N2 - I have attempted to present a view of metabolic control mechanisms which de-emphasizes the idea that regulation of a metabooic pathway occurs at a single sensitive point. With lipogenesis as an example, I have indicated not only that control is possible at each step in the sequence but each step can be controlled in a variety of ways. Since many metabolites are found to have a large number of different roles, changes in concentration of a single metabolite will have a multitude of metabolic consequences. I have also pointed out that simple chemical interactions between metabolites make it very difficult to assess what change in concentration of an effective species occurs under a given set of conditions. When I related the maximum rates of enzymes of lipogenesis and the overall rate of tissue lipogenesis as well as the maximum rates each of the Krebs cycle enzymes and tissue respiration, it appeared that many steps may be rate-limiting so that control is, from this point of view as well, possible at several points. Before further progress can be made in understanding the basic features of metabolic control in animal cells, at least one important technical development must be made. It will be necessary to measure instantaneous substrate concentration in each compartment of the cell. Then the changes in concentration of a large number of possible effectors can be followed and related to the change in rate of a given metabolic path. It seems to me that one of the characteristics of animal metabolism is the high degree of complexity and its large number of interactions between the various substrates, effectors, and enzymes. It is probably these multiplicities of interactions that enables the tightness and stability of control typical of animal cells.

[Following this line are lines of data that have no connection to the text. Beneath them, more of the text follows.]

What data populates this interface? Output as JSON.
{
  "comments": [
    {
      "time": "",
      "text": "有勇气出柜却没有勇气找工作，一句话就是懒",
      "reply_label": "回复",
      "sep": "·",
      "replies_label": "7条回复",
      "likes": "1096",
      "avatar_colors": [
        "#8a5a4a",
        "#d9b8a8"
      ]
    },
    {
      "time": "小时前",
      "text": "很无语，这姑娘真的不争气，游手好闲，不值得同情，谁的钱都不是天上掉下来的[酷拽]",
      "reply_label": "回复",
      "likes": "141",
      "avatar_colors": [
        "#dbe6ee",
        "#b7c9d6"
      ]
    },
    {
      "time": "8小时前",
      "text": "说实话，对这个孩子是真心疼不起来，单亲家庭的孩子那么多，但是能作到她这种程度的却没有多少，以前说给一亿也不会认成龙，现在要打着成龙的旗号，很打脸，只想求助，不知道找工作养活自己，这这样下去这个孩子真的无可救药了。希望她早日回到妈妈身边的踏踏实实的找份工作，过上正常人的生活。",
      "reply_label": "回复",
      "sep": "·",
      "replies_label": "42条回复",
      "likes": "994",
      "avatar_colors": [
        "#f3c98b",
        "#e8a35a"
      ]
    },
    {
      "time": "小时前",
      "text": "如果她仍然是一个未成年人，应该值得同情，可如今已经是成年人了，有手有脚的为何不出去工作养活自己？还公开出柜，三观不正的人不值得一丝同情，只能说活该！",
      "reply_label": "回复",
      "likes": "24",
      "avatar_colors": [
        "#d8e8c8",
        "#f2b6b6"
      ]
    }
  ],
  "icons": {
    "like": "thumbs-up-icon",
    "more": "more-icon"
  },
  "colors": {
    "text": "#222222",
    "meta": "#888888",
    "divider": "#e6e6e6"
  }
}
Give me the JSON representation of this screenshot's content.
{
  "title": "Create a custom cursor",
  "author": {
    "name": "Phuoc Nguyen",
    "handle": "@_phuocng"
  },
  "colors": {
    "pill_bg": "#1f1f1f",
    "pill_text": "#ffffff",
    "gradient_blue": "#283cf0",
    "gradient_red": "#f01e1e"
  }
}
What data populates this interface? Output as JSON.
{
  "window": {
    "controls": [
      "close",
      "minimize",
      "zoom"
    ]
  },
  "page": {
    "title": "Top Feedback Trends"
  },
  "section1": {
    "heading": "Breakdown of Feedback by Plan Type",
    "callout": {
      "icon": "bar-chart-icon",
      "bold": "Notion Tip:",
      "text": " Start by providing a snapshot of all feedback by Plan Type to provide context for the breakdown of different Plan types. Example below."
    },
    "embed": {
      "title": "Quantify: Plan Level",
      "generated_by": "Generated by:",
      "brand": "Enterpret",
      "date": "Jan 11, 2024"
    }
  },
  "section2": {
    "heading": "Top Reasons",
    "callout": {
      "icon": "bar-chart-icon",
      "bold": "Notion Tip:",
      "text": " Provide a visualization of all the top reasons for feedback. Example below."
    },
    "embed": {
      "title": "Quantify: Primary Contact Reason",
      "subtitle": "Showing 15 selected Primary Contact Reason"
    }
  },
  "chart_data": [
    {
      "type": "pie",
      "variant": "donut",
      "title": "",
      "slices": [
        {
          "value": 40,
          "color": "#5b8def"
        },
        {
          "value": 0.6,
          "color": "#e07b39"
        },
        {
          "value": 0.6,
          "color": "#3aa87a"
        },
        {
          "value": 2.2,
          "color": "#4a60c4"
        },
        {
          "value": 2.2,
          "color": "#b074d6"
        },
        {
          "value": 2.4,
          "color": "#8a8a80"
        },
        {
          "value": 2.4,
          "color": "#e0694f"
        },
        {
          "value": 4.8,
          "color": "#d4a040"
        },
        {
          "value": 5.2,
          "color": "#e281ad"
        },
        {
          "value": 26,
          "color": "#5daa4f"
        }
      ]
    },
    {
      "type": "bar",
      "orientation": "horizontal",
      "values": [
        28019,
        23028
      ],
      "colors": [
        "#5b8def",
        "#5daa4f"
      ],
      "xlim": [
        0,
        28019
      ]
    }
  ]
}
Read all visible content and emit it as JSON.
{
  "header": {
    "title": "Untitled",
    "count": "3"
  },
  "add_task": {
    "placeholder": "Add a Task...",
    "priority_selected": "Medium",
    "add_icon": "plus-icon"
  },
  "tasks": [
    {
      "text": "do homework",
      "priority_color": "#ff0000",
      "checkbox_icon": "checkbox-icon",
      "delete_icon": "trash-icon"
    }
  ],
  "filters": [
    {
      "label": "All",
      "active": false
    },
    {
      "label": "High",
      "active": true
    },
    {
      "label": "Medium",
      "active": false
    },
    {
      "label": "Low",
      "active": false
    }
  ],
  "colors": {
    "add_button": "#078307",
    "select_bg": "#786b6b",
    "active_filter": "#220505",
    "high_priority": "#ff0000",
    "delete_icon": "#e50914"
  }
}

AB - I have attempted to present a view of metabolic control mechanisms which de-emphasizes the idea that regulation of a metabooic pathway occurs at a single sensitive point. With lipogenesis as an example, I have indicated not only that control is possible at each step in the sequence but each step can be controlled in a variety of ways. Since many metabolites are found to have a large number of different roles, changes in concentration of a single metabolite will have a multitude of metabolic consequences. I have also pointed out that simple chemical interactions between metabolites make it very difficult to assess what change in concentration of an effective species occurs under a given set of conditions. When I related the maximum rates of enzymes of lipogenesis and the overall rate of tissue lipogenesis as well as the maximum rates each of the Krebs cycle enzymes and tissue respiration, it appeared that many steps may be rate-limiting so that control is, from this point of view as well, possible at several points. Before further progress can be made in understanding the basic features of metabolic control in animal cells, at least one important technical development must be made. It will be necessary to measure instantaneous substrate concentration in each compartment of the cell. Then the changes in concentration of a large number of possible effectors can be followed and related to the change in rate of a given metabolic path. It seems to me that one of the characteristics of animal metabolism is the high degree of complexity and its large number of interactions between the various substrates, effectors, and enzymes. It is probably these multiplicities of interactions that enables the tightness and stability of control typical of animal cells.

UR - http://www.scopus.com/inward/record.url?scp=49849121545&partnerID=8YFLogxK

UR - http://www.scopus.com/inward/citedby.url?scp=49849121545&partnerID=8YFLogxK

M3 - Article

AN - SCOPUS:49849121545

VL - 3

SP - 61

EP - 72

JO - Molecular Genetics and Metabolism

JF - Molecular Genetics and Metabolism

SN - 1096-7192

IS - 1

ER -